(App and web page records)

+--

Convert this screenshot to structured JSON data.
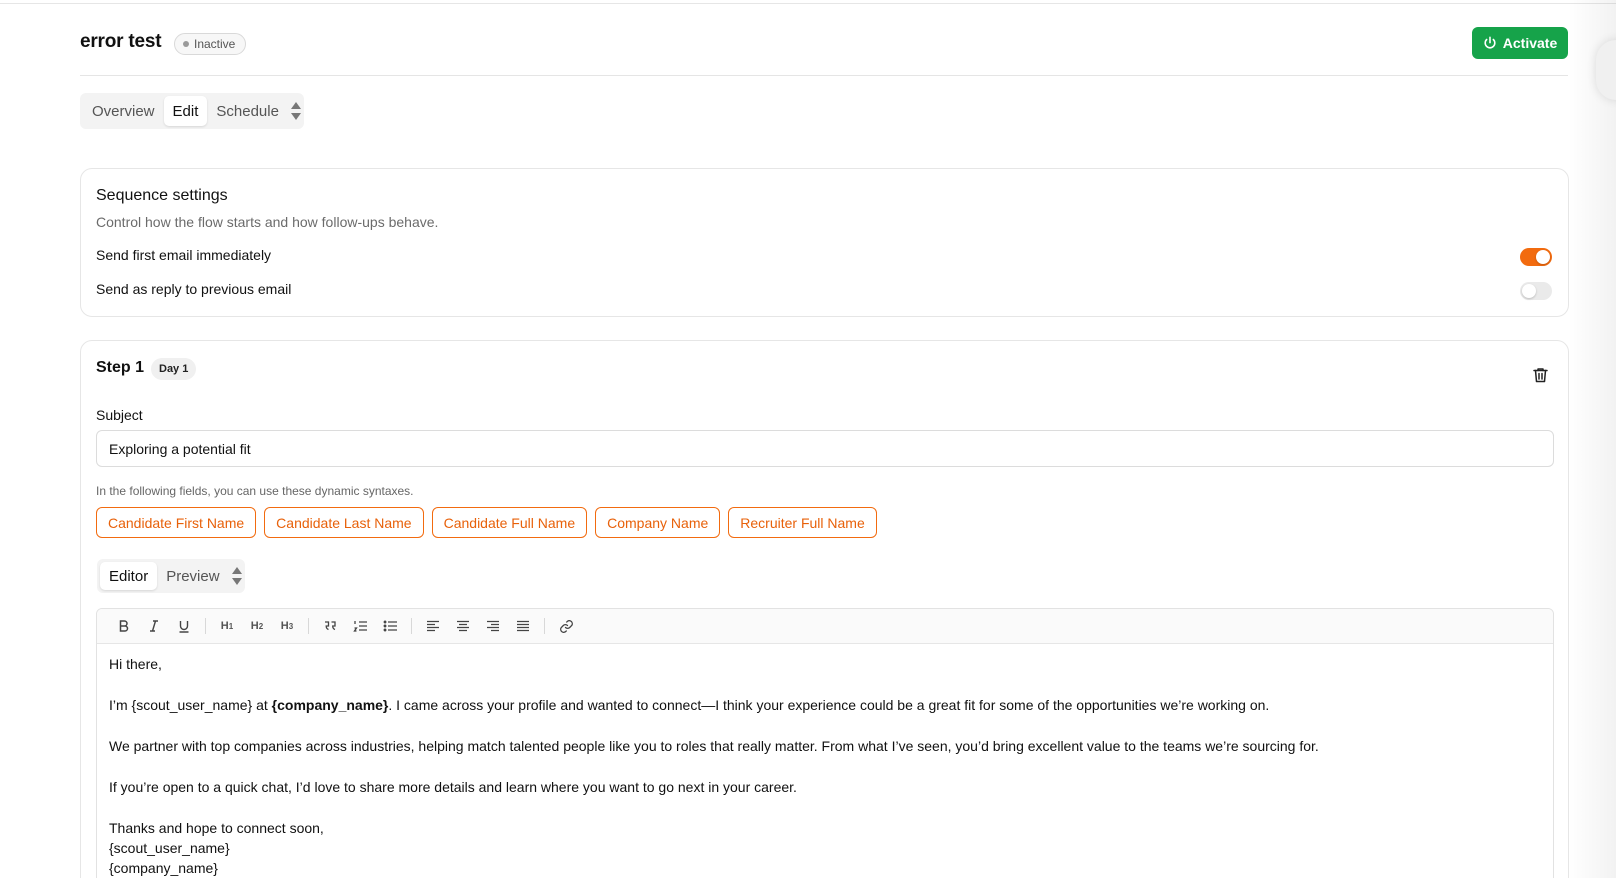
{
  "header": {
    "title": "error test",
    "status": "Inactive",
    "activate_label": "Activate"
  },
  "tabs": [
    {
      "label": "Overview",
      "active": false
    },
    {
      "label": "Edit",
      "active": true
    },
    {
      "label": "Schedule",
      "active": false
    }
  ],
  "settings": {
    "title": "Sequence settings",
    "description": "Control how the flow starts and how follow-ups behave.",
    "rows": [
      {
        "label": "Send first email immediately",
        "enabled": true
      },
      {
        "label": "Send as reply to previous email",
        "enabled": false
      }
    ]
  },
  "step": {
    "title": "Step 1",
    "day": "Day 1",
    "subject_label": "Subject",
    "subject_value": "Exploring a potential fit",
    "hint": "In the following fields, you can use these dynamic syntaxes.",
    "chips": [
      "Candidate First Name",
      "Candidate Last Name",
      "Candidate Full Name",
      "Company Name",
      "Recruiter Full Name"
    ],
    "editor_tabs": [
      {
        "label": "Editor",
        "active": true
      },
      {
        "label": "Preview",
        "active": false
      }
    ],
    "body": {
      "greeting": "Hi there,",
      "p1_pre": "I’m {scout_user_name} at ",
      "p1_bold": "{company_name}",
      "p1_post": ". I came across your profile and wanted to connect—I think your experience could be a great fit for some of the opportunities we’re working on.",
      "p2": "We partner with top companies across industries, helping match talented people like you to roles that really matter. From what I’ve seen, you’d bring excellent value to the teams we’re sourcing for.",
      "p3": "If you’re open to a quick chat, I’d love to share more details and learn where you want to go next in your career.",
      "signoff": "Thanks and hope to connect soon,",
      "sig_name": "{scout_user_name}",
      "sig_company": "{company_name}"
    }
  },
  "colors": {
    "accent": "#f26b0f",
    "activate": "#16a34a"
  }
}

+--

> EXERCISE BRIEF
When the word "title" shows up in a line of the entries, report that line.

> COMPLETED EXERCISE
    "title": "error test",
    "title": "Sequence settings",
    "title": "Step 1",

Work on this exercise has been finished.